The Dirty Tricks Department
Bankruptcy fraud is a common problem, representing an estimated social cost of €2 billion a year.
What is bankruptcy fraud?
When a company’s assets are sold off to friends for a ridiculously low price just before it goes bankrupt, or if money is siphoned off, this is known as ‘bankruptcy fraud’. Other types of bankruptcy fraud include making the accounts ‘vanish’ and deliberately using a company to defraud its creditors. For example, this could involve using a company as a vehicle for selling or reselling goods without paying the suppliers. By the time the suppliers take legal action, they are likely to find that the bird has already flown.
How can you deal with bankruptcy fraud?
There are remedies under civil and criminal law for dealing with bankruptcy fraud. The civil-law approach focuses on returning the assets to the bankrupt estate. The Dutch Bankruptcy Act (Faillissementswet) contains several instruments to enable receivers to restore the estate to its former state. Criminal proceedings may be possible where citizens or society as a whole has suffered severe losses.
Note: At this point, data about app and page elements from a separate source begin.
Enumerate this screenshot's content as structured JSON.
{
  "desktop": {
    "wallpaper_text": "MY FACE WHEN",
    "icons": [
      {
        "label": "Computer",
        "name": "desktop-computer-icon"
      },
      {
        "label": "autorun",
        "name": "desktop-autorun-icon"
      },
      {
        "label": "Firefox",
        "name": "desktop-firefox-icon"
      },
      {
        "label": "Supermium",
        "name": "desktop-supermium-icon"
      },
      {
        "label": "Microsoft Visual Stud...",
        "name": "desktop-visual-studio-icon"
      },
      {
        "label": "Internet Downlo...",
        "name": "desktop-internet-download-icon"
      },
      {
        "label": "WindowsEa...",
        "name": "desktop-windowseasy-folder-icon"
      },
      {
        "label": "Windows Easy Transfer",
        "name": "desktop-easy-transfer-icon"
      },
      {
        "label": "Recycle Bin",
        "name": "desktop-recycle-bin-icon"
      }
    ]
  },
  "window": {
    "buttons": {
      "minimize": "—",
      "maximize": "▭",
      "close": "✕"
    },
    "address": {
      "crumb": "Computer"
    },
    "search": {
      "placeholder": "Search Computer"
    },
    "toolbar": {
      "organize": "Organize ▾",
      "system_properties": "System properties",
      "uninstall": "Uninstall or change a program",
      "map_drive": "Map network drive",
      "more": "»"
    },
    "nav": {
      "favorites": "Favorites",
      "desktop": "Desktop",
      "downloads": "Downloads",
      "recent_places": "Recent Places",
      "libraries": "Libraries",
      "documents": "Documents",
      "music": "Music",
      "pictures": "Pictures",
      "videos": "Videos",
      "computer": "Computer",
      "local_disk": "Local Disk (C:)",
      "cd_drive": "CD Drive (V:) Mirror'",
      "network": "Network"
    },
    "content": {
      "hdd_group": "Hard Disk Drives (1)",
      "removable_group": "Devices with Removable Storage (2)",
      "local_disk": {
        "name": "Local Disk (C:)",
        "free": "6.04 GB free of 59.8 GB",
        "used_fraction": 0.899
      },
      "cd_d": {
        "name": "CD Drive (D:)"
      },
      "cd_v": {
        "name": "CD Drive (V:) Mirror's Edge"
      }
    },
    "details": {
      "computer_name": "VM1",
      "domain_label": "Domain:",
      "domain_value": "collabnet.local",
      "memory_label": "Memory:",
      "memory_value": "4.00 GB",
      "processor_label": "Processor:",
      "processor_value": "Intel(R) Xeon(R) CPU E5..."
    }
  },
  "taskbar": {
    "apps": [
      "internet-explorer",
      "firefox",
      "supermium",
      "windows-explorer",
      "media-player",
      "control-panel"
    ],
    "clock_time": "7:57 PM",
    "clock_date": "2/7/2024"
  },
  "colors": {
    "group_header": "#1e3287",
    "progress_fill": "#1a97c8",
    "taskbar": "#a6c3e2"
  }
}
You should report to the police if you suspect that you are the victim of bankruptcy fraud.
Naturally, the best way of not becoming a victim of bankruptcy fraud is by preventing it from happening in the first place. This is where we can help, by performing due diligence audits, for instance. The same applies if your company gets into financial difficulty: we can help you to reorganise your business in accordance with the law or relaunch it in a lawful manner, either after bankruptcy or as part of liquidation proceedings.